Family. That is a word designed to keep us loyal. A safety net for our species where blood and kin circle with one another as though our trust and love protect us from villainy and strife.
But it is also a word that keeps us locked in abuse, blindly following our parents no matter what. It keeps children stuck in the chains of their parents, lost as to how they could break free from the damaging relationships are shifting and evolving us for the worse.
With everything that messes us up in our lives, it is family, and parents, that are the factors impacting us the most.
In The Glass Castle, the idea of family loyalty is challenged by dysfunction.
Based on the memoirs of journalist Jeanette Walls, the movie follows a family led by impoverished and alcoholic father Rex. Rather than lead a conventional life, he bounces from house to house, squatting until they are forced to move again. The children are effectively left to fend for themselves; at a young age Jeanette is burnt badly whilst cooking food, they are mainly out of education, and Rex winds up passed out whilst their mother fixates on him or her art.
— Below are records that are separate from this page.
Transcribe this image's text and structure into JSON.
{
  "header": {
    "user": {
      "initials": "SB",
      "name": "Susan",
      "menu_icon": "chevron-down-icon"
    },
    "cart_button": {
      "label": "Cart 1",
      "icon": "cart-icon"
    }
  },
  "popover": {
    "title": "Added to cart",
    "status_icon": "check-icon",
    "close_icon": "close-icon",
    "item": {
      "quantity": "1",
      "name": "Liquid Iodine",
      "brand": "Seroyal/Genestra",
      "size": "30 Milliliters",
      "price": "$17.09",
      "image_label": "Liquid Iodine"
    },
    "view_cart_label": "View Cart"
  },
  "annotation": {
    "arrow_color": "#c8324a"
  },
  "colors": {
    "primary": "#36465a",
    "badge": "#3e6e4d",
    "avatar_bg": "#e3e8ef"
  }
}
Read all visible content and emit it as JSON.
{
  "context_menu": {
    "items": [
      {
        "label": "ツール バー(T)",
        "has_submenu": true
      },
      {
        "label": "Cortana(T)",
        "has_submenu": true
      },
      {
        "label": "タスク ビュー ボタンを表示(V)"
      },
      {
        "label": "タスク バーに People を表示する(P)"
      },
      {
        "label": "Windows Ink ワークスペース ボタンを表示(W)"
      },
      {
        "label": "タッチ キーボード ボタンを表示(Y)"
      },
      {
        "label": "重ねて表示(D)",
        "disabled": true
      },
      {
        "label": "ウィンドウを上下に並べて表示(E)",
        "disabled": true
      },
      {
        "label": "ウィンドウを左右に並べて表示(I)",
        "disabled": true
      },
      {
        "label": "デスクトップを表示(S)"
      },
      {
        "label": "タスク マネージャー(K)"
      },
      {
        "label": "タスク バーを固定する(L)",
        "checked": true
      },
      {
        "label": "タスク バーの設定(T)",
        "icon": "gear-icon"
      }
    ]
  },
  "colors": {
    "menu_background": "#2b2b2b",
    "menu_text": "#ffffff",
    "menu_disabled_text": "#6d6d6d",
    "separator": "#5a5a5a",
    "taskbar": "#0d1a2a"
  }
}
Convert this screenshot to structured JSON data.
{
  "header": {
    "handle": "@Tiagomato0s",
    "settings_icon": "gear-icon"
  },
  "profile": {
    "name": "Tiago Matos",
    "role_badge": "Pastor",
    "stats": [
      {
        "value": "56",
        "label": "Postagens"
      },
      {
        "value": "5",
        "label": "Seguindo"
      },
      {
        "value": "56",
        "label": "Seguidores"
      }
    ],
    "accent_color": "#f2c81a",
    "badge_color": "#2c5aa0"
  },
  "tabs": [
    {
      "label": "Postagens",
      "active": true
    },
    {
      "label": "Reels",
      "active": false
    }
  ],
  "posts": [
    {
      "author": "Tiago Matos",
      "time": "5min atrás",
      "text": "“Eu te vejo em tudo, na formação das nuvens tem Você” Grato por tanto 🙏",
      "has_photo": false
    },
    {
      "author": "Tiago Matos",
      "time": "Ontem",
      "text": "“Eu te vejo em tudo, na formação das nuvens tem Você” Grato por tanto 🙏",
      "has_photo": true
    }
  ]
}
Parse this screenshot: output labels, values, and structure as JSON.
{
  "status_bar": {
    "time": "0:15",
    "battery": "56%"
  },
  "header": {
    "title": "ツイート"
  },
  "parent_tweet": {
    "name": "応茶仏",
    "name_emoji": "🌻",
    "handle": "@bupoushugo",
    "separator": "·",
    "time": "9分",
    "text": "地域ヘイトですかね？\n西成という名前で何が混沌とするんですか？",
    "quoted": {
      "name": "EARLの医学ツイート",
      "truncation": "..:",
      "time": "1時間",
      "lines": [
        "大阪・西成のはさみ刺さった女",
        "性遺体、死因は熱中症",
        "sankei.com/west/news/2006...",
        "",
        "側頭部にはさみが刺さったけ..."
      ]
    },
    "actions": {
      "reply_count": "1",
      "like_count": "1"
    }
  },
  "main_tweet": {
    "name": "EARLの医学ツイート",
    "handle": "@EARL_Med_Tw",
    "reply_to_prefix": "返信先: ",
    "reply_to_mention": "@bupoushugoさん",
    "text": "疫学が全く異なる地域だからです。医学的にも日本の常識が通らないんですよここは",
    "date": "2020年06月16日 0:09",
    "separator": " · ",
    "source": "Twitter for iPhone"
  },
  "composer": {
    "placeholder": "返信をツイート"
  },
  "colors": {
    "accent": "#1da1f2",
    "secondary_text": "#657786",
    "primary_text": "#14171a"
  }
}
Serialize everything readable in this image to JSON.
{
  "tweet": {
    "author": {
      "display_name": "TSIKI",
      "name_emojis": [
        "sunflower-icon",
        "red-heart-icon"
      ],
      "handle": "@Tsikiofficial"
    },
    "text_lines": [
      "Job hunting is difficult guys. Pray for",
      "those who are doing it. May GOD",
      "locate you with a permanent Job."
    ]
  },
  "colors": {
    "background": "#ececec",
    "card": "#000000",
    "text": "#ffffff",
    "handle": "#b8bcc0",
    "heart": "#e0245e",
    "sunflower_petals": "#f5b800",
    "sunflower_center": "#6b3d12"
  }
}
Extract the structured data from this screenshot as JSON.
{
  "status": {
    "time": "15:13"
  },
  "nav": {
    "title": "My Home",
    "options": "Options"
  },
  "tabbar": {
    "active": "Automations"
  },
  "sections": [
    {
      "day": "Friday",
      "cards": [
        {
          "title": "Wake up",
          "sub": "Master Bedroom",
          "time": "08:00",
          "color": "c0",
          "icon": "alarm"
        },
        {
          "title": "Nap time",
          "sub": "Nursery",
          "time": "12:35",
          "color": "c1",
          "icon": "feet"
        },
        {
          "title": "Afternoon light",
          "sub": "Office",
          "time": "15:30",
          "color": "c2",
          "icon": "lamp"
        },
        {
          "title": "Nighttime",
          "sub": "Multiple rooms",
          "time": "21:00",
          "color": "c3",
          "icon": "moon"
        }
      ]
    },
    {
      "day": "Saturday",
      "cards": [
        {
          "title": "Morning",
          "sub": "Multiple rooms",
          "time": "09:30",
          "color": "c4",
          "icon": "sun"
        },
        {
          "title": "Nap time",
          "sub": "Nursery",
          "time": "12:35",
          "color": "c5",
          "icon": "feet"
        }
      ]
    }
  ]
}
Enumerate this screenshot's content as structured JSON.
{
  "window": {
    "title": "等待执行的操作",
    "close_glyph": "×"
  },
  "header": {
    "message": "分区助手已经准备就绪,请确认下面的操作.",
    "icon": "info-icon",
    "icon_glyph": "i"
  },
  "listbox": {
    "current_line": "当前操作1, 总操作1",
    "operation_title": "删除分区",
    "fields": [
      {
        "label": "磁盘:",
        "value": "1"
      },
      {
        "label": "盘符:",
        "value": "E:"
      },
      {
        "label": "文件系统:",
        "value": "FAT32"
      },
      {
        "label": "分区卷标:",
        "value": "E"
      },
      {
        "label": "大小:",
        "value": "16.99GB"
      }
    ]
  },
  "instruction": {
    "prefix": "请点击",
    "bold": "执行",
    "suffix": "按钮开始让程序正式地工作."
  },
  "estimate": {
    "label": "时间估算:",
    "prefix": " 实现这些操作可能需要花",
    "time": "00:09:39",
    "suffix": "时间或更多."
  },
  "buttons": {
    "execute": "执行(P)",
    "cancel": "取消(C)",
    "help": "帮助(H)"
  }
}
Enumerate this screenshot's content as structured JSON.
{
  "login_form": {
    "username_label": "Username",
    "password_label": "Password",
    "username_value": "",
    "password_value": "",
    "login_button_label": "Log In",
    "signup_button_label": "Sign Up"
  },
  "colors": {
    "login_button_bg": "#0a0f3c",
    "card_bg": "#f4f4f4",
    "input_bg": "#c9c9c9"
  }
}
Flitting between flashbacks and the present, Jeanette reminisces on her turbulent past when her parents came back into her life, and truly how they affected her.
Because comparisons are inevitable, The Glass Castle is the bleaker version of Captain Fantastic. The latter, however, is based in (imperfect) ideals that come from a genuinely good place. In The Glass Castle, however, Rex’s ideologies are affected by his alcoholism. Submerged within deep-seated trauma, Rex cannot seem to break a cycle of neglect and impoverishment that have a negative impact on the people around him, particularly his children. With Jeanette as the focus, director Destin Daniel Cretton, who gifted us with Short Term 12, we learn the imbalance it causes when you are older and how the scars run deeper into adulthood. Juxtaposing her childhood life with the one she’s tried to make for herself, Cretton works two sides of the story, connected by this harrowing life.
Brie Larson as the lead is admirable and superb. The Academy Award Winner rallies through different versions of Jeanette as she comes face to face with the life she was forced to live. As a young teenager or an accomplished woman, Larson layers Jeanette with this fierceness and pain – a determination to get away from her bullying and controlling father. Rex is played by Woody Harrelson and it’s about time we just gave him all the awards. Harrelson immerses himself into the role, excavating the echoes of suffering that ultimately reverberate on his own children. Filled with shame and pride, Rex is a towering man and Harrelson embodies the role entirely and perfectly.
The titular Glass Castle serves as a metaphor for a dream neither Rex or Jeanette will ever meet thanks to Rex’s shortcomings. The film never quite reaches complete potential in the same manner, and it seems as though Rex’s abuse is skirted over towards the end of the film. Yet running through the credits are the real family and in their reverence you can see a nuance to how we should approach our own trauma.
For anyone who has been through similar issues, it is an affecting and powerful film to watch.
The Glass Castle is out on DVD & Blu-Ray now!